◆ Required work
With nothing added or dropped, copy the data that follows exactly.

Data about app and page elements:
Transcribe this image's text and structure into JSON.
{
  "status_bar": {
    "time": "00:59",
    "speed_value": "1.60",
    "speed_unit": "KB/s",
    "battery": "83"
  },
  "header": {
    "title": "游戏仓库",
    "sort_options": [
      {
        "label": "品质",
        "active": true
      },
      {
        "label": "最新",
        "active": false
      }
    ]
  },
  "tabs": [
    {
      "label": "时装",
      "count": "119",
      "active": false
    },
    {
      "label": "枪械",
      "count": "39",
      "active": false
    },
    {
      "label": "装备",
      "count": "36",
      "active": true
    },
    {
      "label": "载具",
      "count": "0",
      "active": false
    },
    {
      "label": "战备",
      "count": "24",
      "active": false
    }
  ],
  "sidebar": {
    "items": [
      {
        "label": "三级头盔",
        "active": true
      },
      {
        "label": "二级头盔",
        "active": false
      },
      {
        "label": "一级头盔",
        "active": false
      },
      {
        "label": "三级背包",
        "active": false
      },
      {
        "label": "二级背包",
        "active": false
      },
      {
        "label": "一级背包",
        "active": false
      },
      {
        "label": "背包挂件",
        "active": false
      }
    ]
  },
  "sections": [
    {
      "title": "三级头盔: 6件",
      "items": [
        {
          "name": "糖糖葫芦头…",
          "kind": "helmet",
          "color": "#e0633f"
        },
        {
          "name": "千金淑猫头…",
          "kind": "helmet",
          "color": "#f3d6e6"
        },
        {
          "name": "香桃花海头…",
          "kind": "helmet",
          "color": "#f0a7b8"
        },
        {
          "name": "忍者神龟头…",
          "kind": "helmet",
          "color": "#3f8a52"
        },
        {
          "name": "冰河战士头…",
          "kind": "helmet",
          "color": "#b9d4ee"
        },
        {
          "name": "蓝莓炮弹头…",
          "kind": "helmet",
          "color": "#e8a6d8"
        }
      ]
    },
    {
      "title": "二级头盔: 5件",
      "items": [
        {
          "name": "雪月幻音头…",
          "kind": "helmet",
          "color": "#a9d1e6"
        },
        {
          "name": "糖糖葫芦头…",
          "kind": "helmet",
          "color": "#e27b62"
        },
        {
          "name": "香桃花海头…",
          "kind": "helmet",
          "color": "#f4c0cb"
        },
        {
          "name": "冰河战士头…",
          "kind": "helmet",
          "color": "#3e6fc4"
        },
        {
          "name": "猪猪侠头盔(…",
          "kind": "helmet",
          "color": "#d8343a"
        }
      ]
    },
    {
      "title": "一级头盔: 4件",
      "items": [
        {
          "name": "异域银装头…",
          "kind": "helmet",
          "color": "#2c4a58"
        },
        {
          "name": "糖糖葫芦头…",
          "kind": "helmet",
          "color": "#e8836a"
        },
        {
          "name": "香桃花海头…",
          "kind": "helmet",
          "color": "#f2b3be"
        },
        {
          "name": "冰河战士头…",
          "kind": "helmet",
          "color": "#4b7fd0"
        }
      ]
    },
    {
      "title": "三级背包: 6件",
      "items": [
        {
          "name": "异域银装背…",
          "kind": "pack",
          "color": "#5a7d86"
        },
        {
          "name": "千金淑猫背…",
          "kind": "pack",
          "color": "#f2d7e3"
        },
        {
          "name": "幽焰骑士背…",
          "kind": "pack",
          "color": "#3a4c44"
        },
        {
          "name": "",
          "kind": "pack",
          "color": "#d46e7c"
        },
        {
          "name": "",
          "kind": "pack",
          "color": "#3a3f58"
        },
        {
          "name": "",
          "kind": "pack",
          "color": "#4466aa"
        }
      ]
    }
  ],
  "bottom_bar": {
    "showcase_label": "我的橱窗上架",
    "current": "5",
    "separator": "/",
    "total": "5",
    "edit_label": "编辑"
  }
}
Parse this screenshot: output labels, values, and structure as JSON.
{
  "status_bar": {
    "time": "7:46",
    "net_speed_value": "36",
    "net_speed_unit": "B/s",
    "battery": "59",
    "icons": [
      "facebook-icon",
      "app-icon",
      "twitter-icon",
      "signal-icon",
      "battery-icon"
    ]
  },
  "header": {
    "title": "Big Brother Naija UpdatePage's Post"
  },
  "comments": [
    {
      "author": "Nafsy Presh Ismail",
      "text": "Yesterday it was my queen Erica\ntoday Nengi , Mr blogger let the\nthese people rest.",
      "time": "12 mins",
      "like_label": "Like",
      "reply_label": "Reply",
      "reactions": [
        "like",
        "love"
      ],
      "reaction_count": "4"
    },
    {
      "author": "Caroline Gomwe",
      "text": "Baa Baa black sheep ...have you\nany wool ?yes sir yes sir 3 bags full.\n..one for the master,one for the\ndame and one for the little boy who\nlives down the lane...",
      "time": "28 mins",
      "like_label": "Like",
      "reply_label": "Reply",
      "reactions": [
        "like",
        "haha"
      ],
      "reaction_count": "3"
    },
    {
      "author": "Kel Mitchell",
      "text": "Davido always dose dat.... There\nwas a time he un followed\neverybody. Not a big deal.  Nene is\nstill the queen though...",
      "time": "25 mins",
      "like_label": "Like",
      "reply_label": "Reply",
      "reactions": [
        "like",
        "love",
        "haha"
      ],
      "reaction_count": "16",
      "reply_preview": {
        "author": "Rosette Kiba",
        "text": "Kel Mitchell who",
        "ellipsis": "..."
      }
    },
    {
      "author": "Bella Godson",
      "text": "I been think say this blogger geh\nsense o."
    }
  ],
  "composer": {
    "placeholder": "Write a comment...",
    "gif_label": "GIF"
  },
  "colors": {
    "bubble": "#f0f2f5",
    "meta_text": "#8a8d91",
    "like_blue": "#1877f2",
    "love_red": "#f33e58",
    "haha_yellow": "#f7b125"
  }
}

◆ Worked solution
Transcribe this image's text and structure into JSON.
{
  "status_bar": {
    "time": "00:59",
    "speed_value": "1.60",
    "speed_unit": "KB/s",
    "battery": "83"
  },
  "header": {
    "title": "游戏仓库",
    "sort_options": [
      {
        "label": "品质",
        "active": true
      },
      {
        "label": "最新",
        "active": false
      }
    ]
  },
  "tabs": [
    {
      "label": "时装",
      "count": "119",
      "active": false
    },
    {
      "label": "枪械",
      "count": "39",
      "active": false
    },
    {
      "label": "装备",
      "count": "36",
      "active": true
    },
    {
      "label": "载具",
      "count": "0",
      "active": false
    },
    {
      "label": "战备",
      "count": "24",
      "active": false
    }
  ],
  "sidebar": {
    "items": [
      {
        "label": "三级头盔",
        "active": true
      },
      {
        "label": "二级头盔",
        "active": false
      },
      {
        "label": "一级头盔",
        "active": false
      },
      {
        "label": "三级背包",
        "active": false
      },
      {
        "label": "二级背包",
        "active": false
      },
      {
        "label": "一级背包",
        "active": false
      },
      {
        "label": "背包挂件",
        "active": false
      }
    ]
  },
  "sections": [
    {
      "title": "三级头盔: 6件",
      "items": [
        {
          "name": "糖糖葫芦头…",
          "kind": "helmet",
          "color": "#e0633f"
        },
        {
          "name": "千金淑猫头…",
          "kind": "helmet",
          "color": "#f3d6e6"
        },
        {
          "name": "香桃花海头…",
          "kind": "helmet",
          "color": "#f0a7b8"
        },
        {
          "name": "忍者神龟头…",
          "kind": "helmet",
          "color": "#3f8a52"
        },
        {
          "name": "冰河战士头…",
          "kind": "helmet",
          "color": "#b9d4ee"
        },
        {
          "name": "蓝莓炮弹头…",
          "kind": "helmet",
          "color": "#e8a6d8"
        }
      ]
    },
    {
      "title": "二级头盔: 5件",
      "items": [
        {
          "name": "雪月幻音头…",
          "kind": "helmet",
          "color": "#a9d1e6"
        },
        {
          "name": "糖糖葫芦头…",
          "kind": "helmet",
          "color": "#e27b62"
        },
        {
          "name": "香桃花海头…",
          "kind": "helmet",
          "color": "#f4c0cb"
        },
        {
          "name": "冰河战士头…",
          "kind": "helmet",
          "color": "#3e6fc4"
        },
        {
          "name": "猪猪侠头盔(…",
          "kind": "helmet",
          "color": "#d8343a"
        }
      ]
    },
    {
      "title": "一级头盔: 4件",
      "items": [
        {
          "name": "异域银装头…",
          "kind": "helmet",
          "color": "#2c4a58"
        },
        {
          "name": "糖糖葫芦头…",
          "kind": "helmet",
          "color": "#e8836a"
        },
        {
          "name": "香桃花海头…",
          "kind": "helmet",
          "color": "#f2b3be"
        },
        {
          "name": "冰河战士头…",
          "kind": "helmet",
          "color": "#4b7fd0"
        }
      ]
    },
    {
      "title": "三级背包: 6件",
      "items": [
        {
          "name": "异域银装背…",
          "kind": "pack",
          "color": "#5a7d86"
        },
        {
          "name": "千金淑猫背…",
          "kind": "pack",
          "color": "#f2d7e3"
        },
        {
          "name": "幽焰骑士背…",
          "kind": "pack",
          "color": "#3a4c44"
        },
        {
          "name": "",
          "kind": "pack",
          "color": "#d46e7c"
        },
        {
          "name": "",
          "kind": "pack",
          "color": "#3a3f58"
        },
        {
          "name": "",
          "kind": "pack",
          "color": "#4466aa"
        }
      ]
    }
  ],
  "bottom_bar": {
    "showcase_label": "我的橱窗上架",
    "current": "5",
    "separator": "/",
    "total": "5",
    "edit_label": "编辑"
  }
}
Parse this screenshot: output labels, values, and structure as JSON.
{
  "status_bar": {
    "time": "7:46",
    "net_speed_value": "36",
    "net_speed_unit": "B/s",
    "battery": "59",
    "icons": [
      "facebook-icon",
      "app-icon",
      "twitter-icon",
      "signal-icon",
      "battery-icon"
    ]
  },
  "header": {
    "title": "Big Brother Naija UpdatePage's Post"
  },
  "comments": [
    {
      "author": "Nafsy Presh Ismail",
      "text": "Yesterday it was my queen Erica\ntoday Nengi , Mr blogger let the\nthese people rest.",
      "time": "12 mins",
      "like_label": "Like",
      "reply_label": "Reply",
      "reactions": [
        "like",
        "love"
      ],
      "reaction_count": "4"
    },
    {
      "author": "Caroline Gomwe",
      "text": "Baa Baa black sheep ...have you\nany wool ?yes sir yes sir 3 bags full.\n..one for the master,one for the\ndame and one for the little boy who\nlives down the lane...",
      "time": "28 mins",
      "like_label": "Like",
      "reply_label": "Reply",
      "reactions": [
        "like",
        "haha"
      ],
      "reaction_count": "3"
    },
    {
      "author": "Kel Mitchell",
      "text": "Davido always dose dat.... There\nwas a time he un followed\neverybody. Not a big deal.  Nene is\nstill the queen though...",
      "time": "25 mins",
      "like_label": "Like",
      "reply_label": "Reply",
      "reactions": [
        "like",
        "love",
        "haha"
      ],
      "reaction_count": "16",
      "reply_preview": {
        "author": "Rosette Kiba",
        "text": "Kel Mitchell who",
        "ellipsis": "..."
      }
    },
    {
      "author": "Bella Godson",
      "text": "I been think say this blogger geh\nsense o."
    }
  ],
  "composer": {
    "placeholder": "Write a comment...",
    "gif_label": "GIF"
  },
  "colors": {
    "bubble": "#f0f2f5",
    "meta_text": "#8a8d91",
    "like_blue": "#1877f2",
    "love_red": "#f33e58",
    "haha_yellow": "#f7b125"
  }
}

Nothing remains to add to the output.